= The problem =
Give back every line of the material exactly, as it appears below.
=== Begin Enclosure ===
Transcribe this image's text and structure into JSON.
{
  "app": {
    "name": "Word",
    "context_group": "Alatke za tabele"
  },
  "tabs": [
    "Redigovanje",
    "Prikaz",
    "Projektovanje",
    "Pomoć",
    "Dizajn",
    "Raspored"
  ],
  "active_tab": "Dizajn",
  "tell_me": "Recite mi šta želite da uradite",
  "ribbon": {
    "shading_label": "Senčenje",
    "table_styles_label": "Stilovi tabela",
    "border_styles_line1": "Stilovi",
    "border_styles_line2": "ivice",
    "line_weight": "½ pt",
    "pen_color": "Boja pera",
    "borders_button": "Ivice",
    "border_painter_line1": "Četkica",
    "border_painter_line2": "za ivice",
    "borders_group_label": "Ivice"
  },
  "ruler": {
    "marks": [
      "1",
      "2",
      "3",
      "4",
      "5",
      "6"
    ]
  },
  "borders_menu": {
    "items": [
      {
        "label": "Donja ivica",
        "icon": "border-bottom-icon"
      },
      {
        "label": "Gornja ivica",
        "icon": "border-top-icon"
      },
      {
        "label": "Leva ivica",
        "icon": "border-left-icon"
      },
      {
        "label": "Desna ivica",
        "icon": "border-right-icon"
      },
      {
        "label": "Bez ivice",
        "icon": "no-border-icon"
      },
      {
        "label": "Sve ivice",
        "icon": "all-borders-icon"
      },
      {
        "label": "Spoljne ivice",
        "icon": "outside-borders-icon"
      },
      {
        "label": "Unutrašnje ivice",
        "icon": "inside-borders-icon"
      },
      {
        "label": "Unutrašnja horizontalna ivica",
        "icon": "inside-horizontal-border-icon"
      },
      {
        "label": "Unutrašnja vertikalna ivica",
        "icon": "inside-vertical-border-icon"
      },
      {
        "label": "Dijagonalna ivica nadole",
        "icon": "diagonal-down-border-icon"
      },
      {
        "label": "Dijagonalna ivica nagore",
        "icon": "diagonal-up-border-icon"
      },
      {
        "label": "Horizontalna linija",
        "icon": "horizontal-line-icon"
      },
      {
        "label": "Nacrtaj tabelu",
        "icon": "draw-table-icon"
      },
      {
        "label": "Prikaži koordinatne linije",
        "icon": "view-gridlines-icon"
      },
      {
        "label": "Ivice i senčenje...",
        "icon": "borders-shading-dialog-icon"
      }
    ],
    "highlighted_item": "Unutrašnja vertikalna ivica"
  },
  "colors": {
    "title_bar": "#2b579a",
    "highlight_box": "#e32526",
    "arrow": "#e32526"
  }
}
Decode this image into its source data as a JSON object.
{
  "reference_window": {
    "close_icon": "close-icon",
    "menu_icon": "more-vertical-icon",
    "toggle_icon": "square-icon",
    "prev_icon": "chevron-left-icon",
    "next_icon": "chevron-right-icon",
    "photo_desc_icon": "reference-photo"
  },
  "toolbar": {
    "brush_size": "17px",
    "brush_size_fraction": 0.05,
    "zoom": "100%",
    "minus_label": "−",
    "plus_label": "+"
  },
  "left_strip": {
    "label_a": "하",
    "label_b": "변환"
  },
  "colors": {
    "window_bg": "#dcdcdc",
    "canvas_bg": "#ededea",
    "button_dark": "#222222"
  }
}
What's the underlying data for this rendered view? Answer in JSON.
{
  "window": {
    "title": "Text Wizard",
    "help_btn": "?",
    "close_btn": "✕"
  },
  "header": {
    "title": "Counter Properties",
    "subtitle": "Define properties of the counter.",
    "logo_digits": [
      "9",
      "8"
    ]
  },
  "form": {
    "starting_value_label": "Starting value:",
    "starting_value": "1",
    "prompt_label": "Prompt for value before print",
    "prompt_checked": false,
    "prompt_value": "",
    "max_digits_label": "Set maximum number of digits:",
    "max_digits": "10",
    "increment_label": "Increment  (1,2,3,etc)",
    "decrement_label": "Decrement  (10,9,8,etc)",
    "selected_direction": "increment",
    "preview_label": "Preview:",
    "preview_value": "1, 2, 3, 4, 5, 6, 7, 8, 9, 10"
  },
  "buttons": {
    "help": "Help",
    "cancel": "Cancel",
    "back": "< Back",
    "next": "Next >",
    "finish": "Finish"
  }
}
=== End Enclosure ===
= Reply =
Transcribe this image's text and structure into JSON.
{
  "app": {
    "name": "Word",
    "context_group": "Alatke za tabele"
  },
  "tabs": [
    "Redigovanje",
    "Prikaz",
    "Projektovanje",
    "Pomoć",
    "Dizajn",
    "Raspored"
  ],
  "active_tab": "Dizajn",
  "tell_me": "Recite mi šta želite da uradite",
  "ribbon": {
    "shading_label": "Senčenje",
    "table_styles_label": "Stilovi tabela",
    "border_styles_line1": "Stilovi",
    "border_styles_line2": "ivice",
    "line_weight": "½ pt",
    "pen_color": "Boja pera",
    "borders_button": "Ivice",
    "border_painter_line1": "Četkica",
    "border_painter_line2": "za ivice",
    "borders_group_label": "Ivice"
  },
  "ruler": {
    "marks": [
      "1",
      "2",
      "3",
      "4",
      "5",
      "6"
    ]
  },
  "borders_menu": {
    "items": [
      {
        "label": "Donja ivica",
        "icon": "border-bottom-icon"
      },
      {
        "label": "Gornja ivica",
        "icon": "border-top-icon"
      },
      {
        "label": "Leva ivica",
        "icon": "border-left-icon"
      },
      {
        "label": "Desna ivica",
        "icon": "border-right-icon"
      },
      {
        "label": "Bez ivice",
        "icon": "no-border-icon"
      },
      {
        "label": "Sve ivice",
        "icon": "all-borders-icon"
      },
      {
        "label": "Spoljne ivice",
        "icon": "outside-borders-icon"
      },
      {
        "label": "Unutrašnje ivice",
        "icon": "inside-borders-icon"
      },
      {
        "label": "Unutrašnja horizontalna ivica",
        "icon": "inside-horizontal-border-icon"
      },
      {
        "label": "Unutrašnja vertikalna ivica",
        "icon": "inside-vertical-border-icon"
      },
      {
        "label": "Dijagonalna ivica nadole",
        "icon": "diagonal-down-border-icon"
      },
      {
        "label": "Dijagonalna ivica nagore",
        "icon": "diagonal-up-border-icon"
      },
      {
        "label": "Horizontalna linija",
        "icon": "horizontal-line-icon"
      },
      {
        "label": "Nacrtaj tabelu",
        "icon": "draw-table-icon"
      },
      {
        "label": "Prikaži koordinatne linije",
        "icon": "view-gridlines-icon"
      },
      {
        "label": "Ivice i senčenje...",
        "icon": "borders-shading-dialog-icon"
      }
    ],
    "highlighted_item": "Unutrašnja vertikalna ivica"
  },
  "colors": {
    "title_bar": "#2b579a",
    "highlight_box": "#e32526",
    "arrow": "#e32526"
  }
}
Decode this image into its source data as a JSON object.
{
  "reference_window": {
    "close_icon": "close-icon",
    "menu_icon": "more-vertical-icon",
    "toggle_icon": "square-icon",
    "prev_icon": "chevron-left-icon",
    "next_icon": "chevron-right-icon",
    "photo_desc_icon": "reference-photo"
  },
  "toolbar": {
    "brush_size": "17px",
    "brush_size_fraction": 0.05,
    "zoom": "100%",
    "minus_label": "−",
    "plus_label": "+"
  },
  "left_strip": {
    "label_a": "하",
    "label_b": "변환"
  },
  "colors": {
    "window_bg": "#dcdcdc",
    "canvas_bg": "#ededea",
    "button_dark": "#222222"
  }
}
What's the underlying data for this rendered view? Answer in JSON.
{
  "window": {
    "title": "Text Wizard",
    "help_btn": "?",
    "close_btn": "✕"
  },
  "header": {
    "title": "Counter Properties",
    "subtitle": "Define properties of the counter.",
    "logo_digits": [
      "9",
      "8"
    ]
  },
  "form": {
    "starting_value_label": "Starting value:",
    "starting_value": "1",
    "prompt_label": "Prompt for value before print",
    "prompt_checked": false,
    "prompt_value": "",
    "max_digits_label": "Set maximum number of digits:",
    "max_digits": "10",
    "increment_label": "Increment  (1,2,3,etc)",
    "decrement_label": "Decrement  (10,9,8,etc)",
    "selected_direction": "increment",
    "preview_label": "Preview:",
    "preview_value": "1, 2, 3, 4, 5, 6, 7, 8, 9, 10"
  },
  "buttons": {
    "help": "Help",
    "cancel": "Cancel",
    "back": "< Back",
    "next": "Next >",
    "finish": "Finish"
  }
}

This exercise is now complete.